The most loosely coupled solutions for moderately complex business processes are integration servers such as WebMethods and Netfish. These servers specialize in providing state-full transactions from messages delivered across the Internet (HTTP/HTTPS and SMTP). They provide sufficient routing, transport and protocol services to match messages to business processes. In addition, these systems can be used to isolate the trading partner interfaces from the integration technologies implemented to access ERP systems, legacy file systems and existing databases. They also provide a wide range of adaptors which provide access to the legacy systems and tools to help manage the data from the adopters.

Making the selection more confusing is the rapid state of evolution of these infrastructure technologies. Each is adding features and capabilities that have traditionally been separate. For example, MOM based EAI systems are adding web interfaces while web bases systems add direct support for COM/CORBA and other adaptors for both legacy data access and integration with other technical infrastructures.


Scalability in terms of the amount of time and cost required to adding partners is a key metric for B2B eCommerce. Regardless of the technical infrastructure used, it will be less invasive and more trading partner scaleable if the interfaces are developed to separate data and processes specifications from system implementation and transport details. Leveraging loose coupling techniques for the information architecture introduces a number of strong parallels – independent development, ease of versioning over large complex systems, reusability of information as well as software components.
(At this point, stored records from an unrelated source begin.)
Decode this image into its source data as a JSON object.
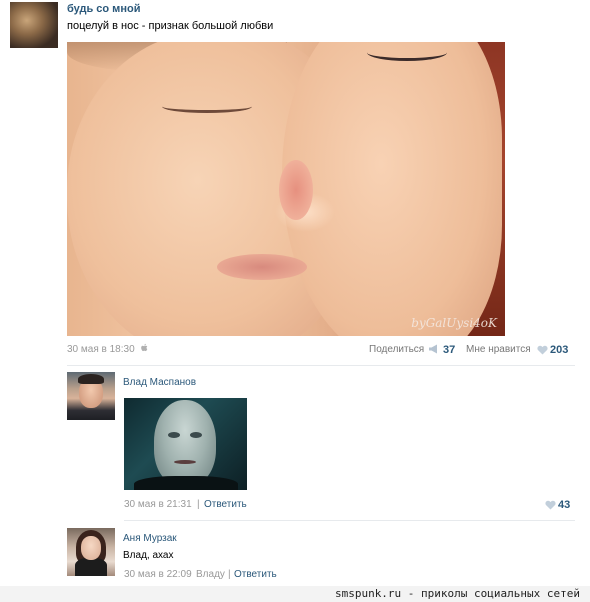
{
  "post": {
    "author": "будь со мной",
    "text": "поцелуй в нос - признак большой любви",
    "photo_watermark": "byGalUysi4oK",
    "date": "30 мая в 18:30",
    "share_label": "Поделиться",
    "share_count": "37",
    "like_label": "Мне нравится",
    "like_count": "203"
  },
  "comments": [
    {
      "author": "Влад Маспанов",
      "date": "30 мая в 21:31",
      "separator": "|",
      "reply_label": "Ответить",
      "likes": "43"
    },
    {
      "author": "Аня Мурзак",
      "text": "Влад, ахах",
      "date": "30 мая в 22:09",
      "reply_to": "Владу",
      "separator": "|",
      "reply_label": "Ответить"
    }
  ],
  "footer": {
    "credit": "smspunk.ru - приколы социальных сетей"
  },
  "icons": {
    "device": "apple-icon",
    "share": "megaphone-icon",
    "like": "heart-icon"
  },
  "colors": {
    "link": "#2b587a",
    "meta": "#999999",
    "divider": "#e7eaed"
  }
}
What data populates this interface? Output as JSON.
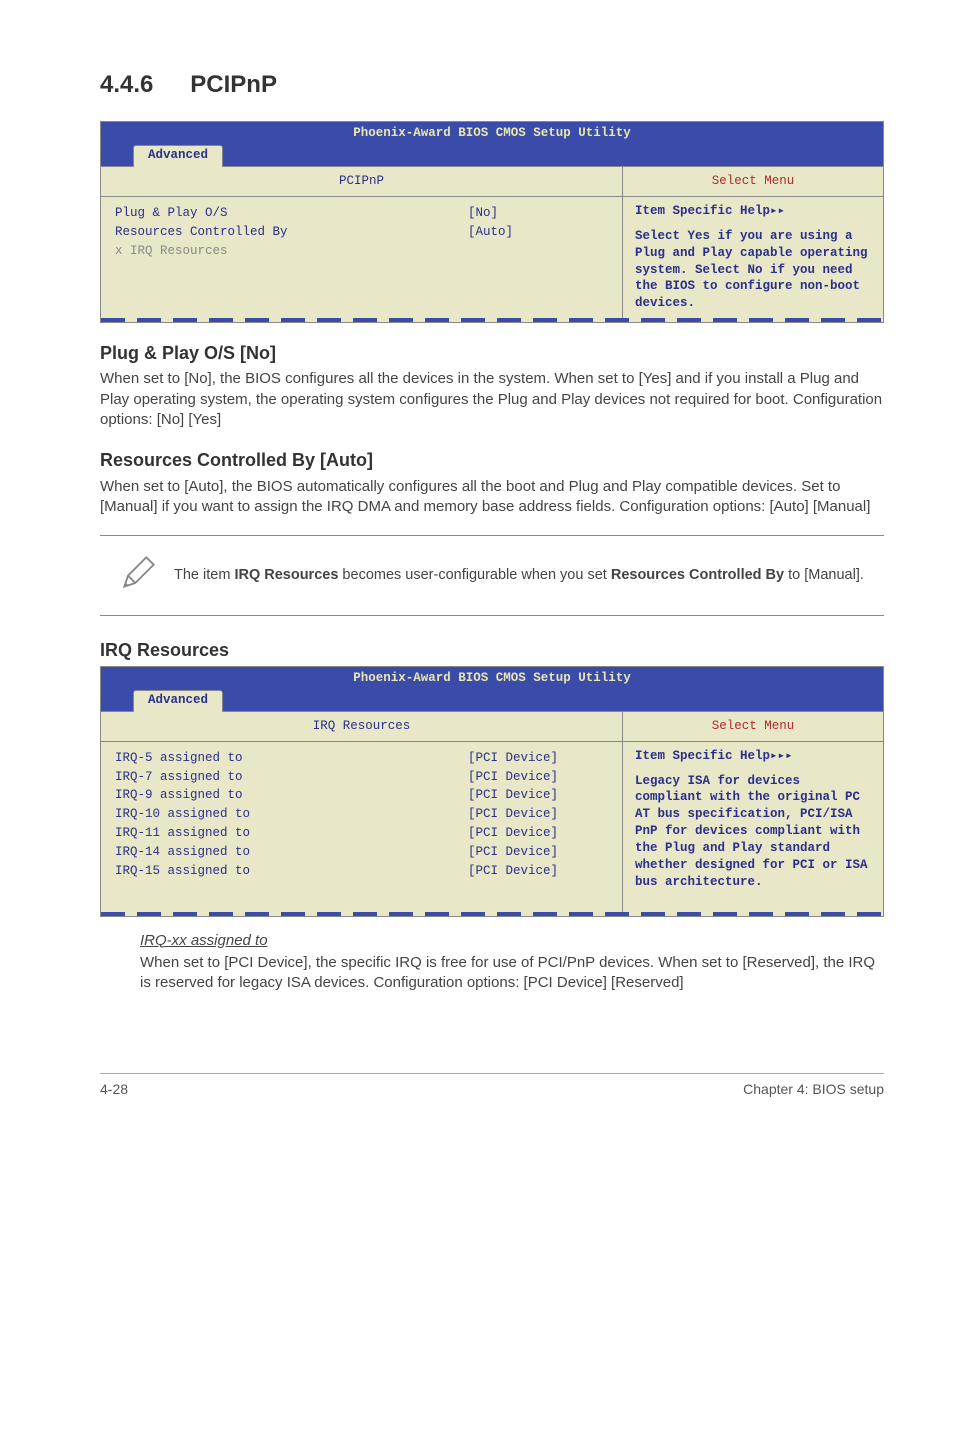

The separation will allow organizations to concentrate their efforts and expertise on one of the most time consuming portions of the integration process, matching information requirements. The separation also allows the use of industry standards such as XML and technologies such as Contivo’s eService giving you the ability to concentrate on high level business integration  making the architecture even more productive and profitable.


[1] The Mythical Man-Month : Essays on Software Engineering; Frederick P. Brooks Jr;

W3C XML Protocol Matrix; A complete listing of XML related protocols,

W3C XML Protocol Charter; Information about the W3C Protocols activity; href="

Integration Challenges in B2B Commerce by Adam Sohn ; EAI Journal;